One the silliest things that academics do is compare the number of A publications people have. The idea that a career can be summarized by a single number is clearly absurd. Even if research publications are all that count (and I think that is obviously nonsense) A publications aren’t all the same. While it is usually fair that on average better journals publish better papers, there are plenty of bad papers published in the best journals and much better papers published in lesser journals. Furthermore, the top journals have clear biases, often towards extending what we already know. Indeed, the “ideal” publishing strategy is to make each paper just good enough to get over the line, i.e. not as good as it could be given anything ‘extra’ should be kept for another paper. Anything controversial should also be abandoned as it probably won’t get past peer review. Plus, lets be honest, some papers in the best journals have results, either through fraud or accident, that don’t hold up to the sniff test.
So ranking academics by publications is clearly nonsense. It is part of the problem with business academia highlighted by Honig and colleagues in their paper in the Academy of Management Perspectives. They address a litany of problems and the vast majority are correct. That said I am going to be a bit contrarian and suggest that such nonsense as counting publications has a role when there are other problems in the system. I don’t think we can just let academics do what they want, and call it academic freedom. There needs to be some sort of method of review. Clearly counting publications is a ludicrous one but academics need to come up with something better if we want to get rid of it, not just point out the obvious problems. Something beats nothing and you can’t improve things without a better plan, even if the current plan is silly.
I would also say that counting publications helps shake up the status quo. Other ways that academics judge academics are often even worse than counting. We judge researchers on the university granting their phd, whether they know the big shots in the field, their extensive knowledge of obscure jargon, and other such snobbery. Mike Lounsbury makes an important point: “Data on publications in “high quality” journals could be used by previously marginalized scholars” (Honig and others, 2018, page 416). Hard working, bright people, often non-western scholars, can break into the elite if there is an objective measure rather than simple snobbery based upon who one knows. (Although obviously knowing people helps gets published even in “double blind” systems).
Counting publications is clearly absurd but so is letting the old guy in the corner tell us who is worthy of respect. We need to move on from counting publications but we need better systems, we can’t go back. Let us work on changing the ridiculous system of counting publications but the only way to do this is by coming up with something better.

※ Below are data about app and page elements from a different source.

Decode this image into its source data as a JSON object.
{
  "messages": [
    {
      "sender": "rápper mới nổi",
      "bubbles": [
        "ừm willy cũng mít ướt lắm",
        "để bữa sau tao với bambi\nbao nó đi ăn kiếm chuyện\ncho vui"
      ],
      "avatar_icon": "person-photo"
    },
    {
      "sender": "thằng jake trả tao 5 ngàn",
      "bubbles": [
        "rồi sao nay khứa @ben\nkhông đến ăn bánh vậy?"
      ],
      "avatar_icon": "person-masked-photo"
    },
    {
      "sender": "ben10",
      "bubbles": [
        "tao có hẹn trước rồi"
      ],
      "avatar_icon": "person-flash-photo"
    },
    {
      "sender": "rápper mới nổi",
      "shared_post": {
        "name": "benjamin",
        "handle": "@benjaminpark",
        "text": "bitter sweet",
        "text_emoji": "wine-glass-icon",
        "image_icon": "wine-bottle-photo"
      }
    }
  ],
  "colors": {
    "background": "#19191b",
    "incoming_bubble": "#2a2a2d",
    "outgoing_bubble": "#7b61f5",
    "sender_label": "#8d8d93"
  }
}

Read: Benson Honig and others ( 2018) Reflections on scientific misconduct in management: Unfortunate Incidents or a normative crisis? Academy of Management Perspectives, 32 (4) 412-442